TASK: Search the data below for "battery" and report how many lines contain it, with no other text.

****************************************

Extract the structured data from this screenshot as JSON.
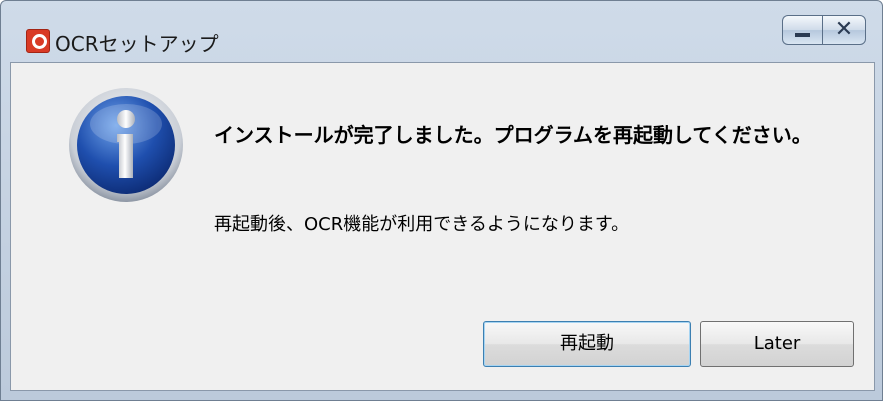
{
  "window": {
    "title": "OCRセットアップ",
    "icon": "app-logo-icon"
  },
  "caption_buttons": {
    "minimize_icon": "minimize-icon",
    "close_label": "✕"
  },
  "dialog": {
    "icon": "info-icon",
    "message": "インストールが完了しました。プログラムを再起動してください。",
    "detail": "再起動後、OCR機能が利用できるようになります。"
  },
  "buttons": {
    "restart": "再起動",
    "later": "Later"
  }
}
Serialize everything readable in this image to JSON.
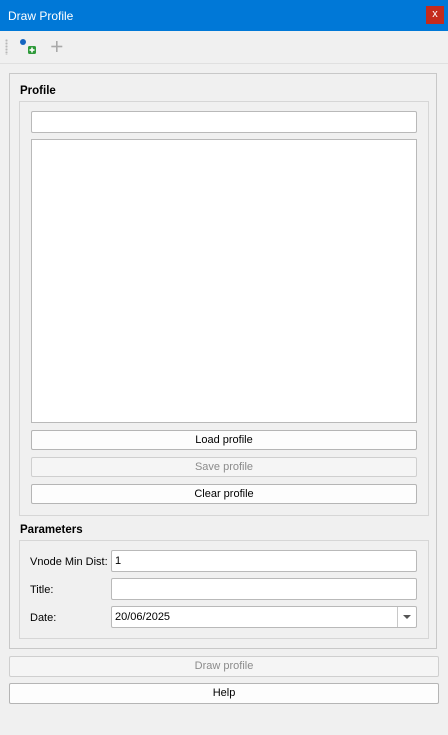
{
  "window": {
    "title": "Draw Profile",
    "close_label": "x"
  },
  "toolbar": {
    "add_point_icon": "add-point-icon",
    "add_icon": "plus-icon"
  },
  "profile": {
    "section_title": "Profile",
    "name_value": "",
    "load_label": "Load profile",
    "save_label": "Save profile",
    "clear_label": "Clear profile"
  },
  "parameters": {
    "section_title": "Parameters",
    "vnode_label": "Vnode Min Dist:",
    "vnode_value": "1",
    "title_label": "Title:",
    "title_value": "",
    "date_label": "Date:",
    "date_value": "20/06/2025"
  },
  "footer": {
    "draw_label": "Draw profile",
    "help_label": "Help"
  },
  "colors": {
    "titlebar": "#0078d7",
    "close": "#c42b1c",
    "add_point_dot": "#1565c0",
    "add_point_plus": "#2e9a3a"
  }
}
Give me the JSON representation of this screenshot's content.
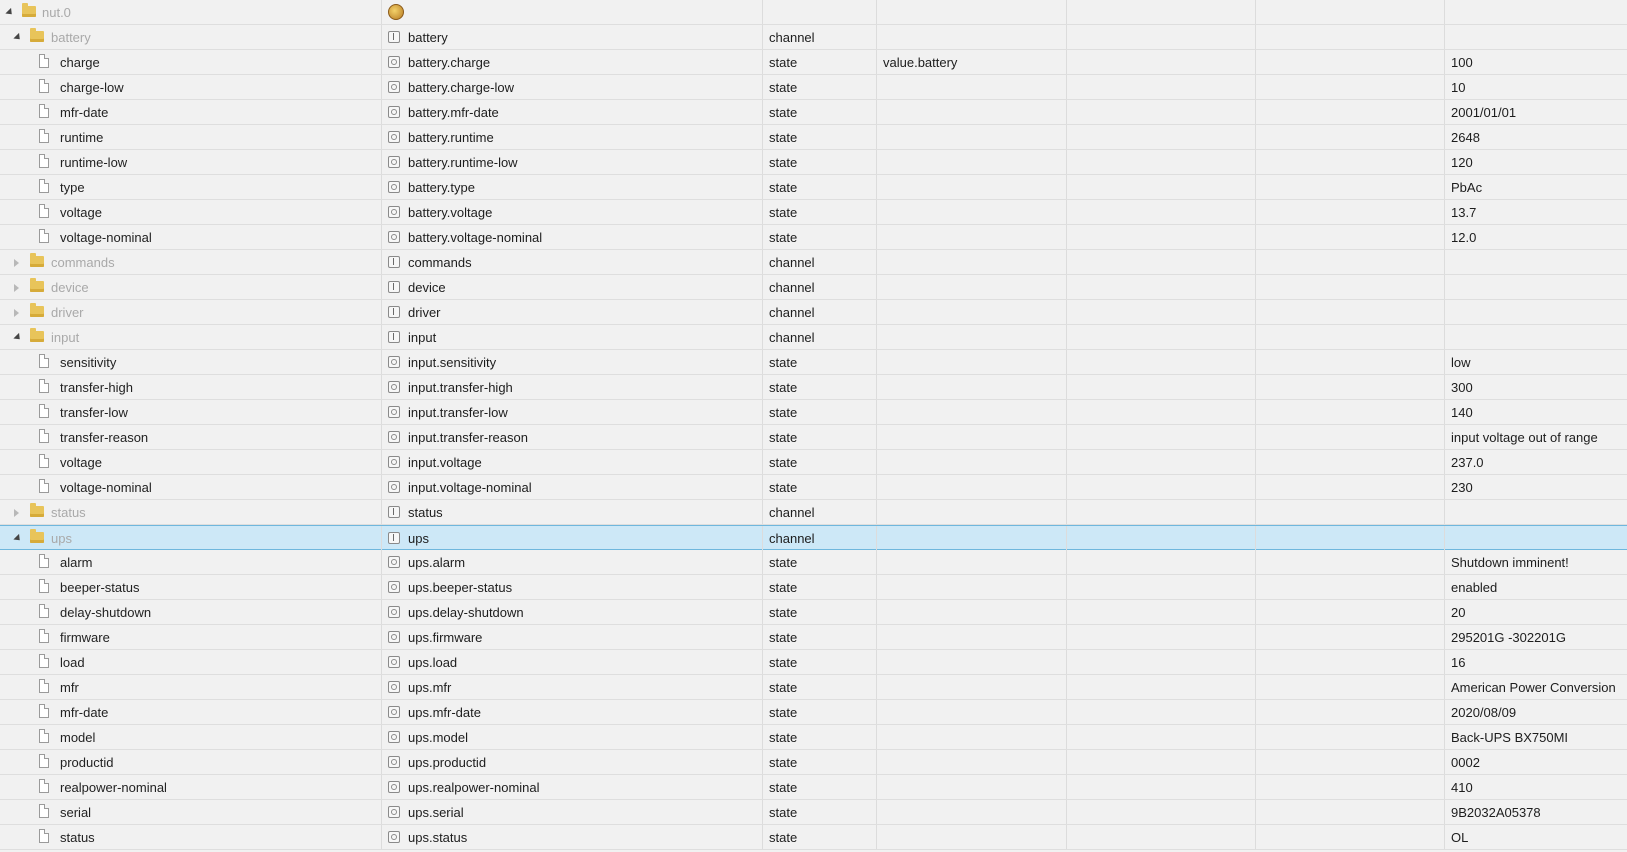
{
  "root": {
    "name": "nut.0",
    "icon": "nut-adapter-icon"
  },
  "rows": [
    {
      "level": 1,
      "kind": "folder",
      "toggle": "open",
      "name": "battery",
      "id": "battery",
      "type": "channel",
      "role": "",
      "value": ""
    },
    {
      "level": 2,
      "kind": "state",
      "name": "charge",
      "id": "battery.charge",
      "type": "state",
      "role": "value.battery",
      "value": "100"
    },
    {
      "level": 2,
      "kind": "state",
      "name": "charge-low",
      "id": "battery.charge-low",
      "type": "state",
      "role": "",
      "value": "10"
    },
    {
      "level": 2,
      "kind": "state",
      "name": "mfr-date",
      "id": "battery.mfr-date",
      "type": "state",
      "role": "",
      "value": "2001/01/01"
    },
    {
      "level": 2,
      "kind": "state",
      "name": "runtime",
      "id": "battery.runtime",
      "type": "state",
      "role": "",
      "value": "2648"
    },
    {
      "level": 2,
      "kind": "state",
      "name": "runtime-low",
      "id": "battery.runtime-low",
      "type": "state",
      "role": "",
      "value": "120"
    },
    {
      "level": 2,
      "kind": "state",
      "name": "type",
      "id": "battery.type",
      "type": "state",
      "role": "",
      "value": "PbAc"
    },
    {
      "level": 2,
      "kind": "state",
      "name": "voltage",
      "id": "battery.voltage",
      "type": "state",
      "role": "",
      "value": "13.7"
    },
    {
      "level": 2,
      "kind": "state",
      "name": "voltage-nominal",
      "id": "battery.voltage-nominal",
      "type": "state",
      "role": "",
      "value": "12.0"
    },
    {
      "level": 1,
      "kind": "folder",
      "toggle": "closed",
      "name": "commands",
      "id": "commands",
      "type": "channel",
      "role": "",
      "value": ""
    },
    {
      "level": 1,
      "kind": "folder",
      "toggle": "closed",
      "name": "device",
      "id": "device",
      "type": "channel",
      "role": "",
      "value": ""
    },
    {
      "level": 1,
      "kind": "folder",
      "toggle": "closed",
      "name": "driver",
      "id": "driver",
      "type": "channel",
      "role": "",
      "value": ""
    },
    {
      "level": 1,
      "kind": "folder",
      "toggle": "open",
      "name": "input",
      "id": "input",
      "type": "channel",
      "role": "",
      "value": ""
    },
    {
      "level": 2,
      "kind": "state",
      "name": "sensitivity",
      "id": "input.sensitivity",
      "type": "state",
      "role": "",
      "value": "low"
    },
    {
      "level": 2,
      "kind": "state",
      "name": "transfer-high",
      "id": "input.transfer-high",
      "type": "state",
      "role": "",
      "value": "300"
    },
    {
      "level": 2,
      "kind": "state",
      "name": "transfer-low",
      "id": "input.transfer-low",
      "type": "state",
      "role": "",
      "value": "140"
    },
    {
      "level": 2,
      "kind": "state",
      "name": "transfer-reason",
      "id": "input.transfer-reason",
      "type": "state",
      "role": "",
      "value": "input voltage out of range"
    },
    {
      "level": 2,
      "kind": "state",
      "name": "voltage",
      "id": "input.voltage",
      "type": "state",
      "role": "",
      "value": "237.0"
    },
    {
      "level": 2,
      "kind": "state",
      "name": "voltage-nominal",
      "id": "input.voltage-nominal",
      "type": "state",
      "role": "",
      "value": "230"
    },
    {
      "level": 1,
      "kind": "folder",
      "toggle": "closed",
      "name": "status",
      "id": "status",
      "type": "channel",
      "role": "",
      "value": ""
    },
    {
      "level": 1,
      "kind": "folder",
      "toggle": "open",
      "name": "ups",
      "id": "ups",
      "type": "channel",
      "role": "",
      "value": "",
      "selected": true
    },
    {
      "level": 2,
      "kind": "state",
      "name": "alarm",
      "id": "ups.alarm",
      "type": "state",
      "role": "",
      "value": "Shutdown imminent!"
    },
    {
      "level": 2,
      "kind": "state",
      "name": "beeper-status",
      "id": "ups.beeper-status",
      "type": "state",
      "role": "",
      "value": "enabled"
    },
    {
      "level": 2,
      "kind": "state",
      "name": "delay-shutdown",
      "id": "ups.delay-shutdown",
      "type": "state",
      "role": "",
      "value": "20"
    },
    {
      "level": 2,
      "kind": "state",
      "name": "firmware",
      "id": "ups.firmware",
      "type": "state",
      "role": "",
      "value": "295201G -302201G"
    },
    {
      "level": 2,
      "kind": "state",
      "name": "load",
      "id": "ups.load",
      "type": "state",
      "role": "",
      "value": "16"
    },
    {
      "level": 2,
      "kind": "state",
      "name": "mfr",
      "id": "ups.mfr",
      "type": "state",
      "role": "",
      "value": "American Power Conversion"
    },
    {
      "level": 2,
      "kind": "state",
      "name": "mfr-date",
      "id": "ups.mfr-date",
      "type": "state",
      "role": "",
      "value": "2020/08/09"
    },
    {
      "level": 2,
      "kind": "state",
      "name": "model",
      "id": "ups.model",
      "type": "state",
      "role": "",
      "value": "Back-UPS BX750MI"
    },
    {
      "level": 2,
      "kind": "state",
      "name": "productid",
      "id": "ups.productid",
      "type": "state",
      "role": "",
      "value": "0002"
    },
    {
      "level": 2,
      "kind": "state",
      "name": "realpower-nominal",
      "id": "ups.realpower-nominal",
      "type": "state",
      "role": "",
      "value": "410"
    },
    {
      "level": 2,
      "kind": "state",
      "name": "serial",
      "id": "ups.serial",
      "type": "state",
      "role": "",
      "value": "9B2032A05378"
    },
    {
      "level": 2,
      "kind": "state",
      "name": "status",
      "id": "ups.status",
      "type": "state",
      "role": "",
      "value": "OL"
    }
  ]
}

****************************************

FINISHED TASK: 11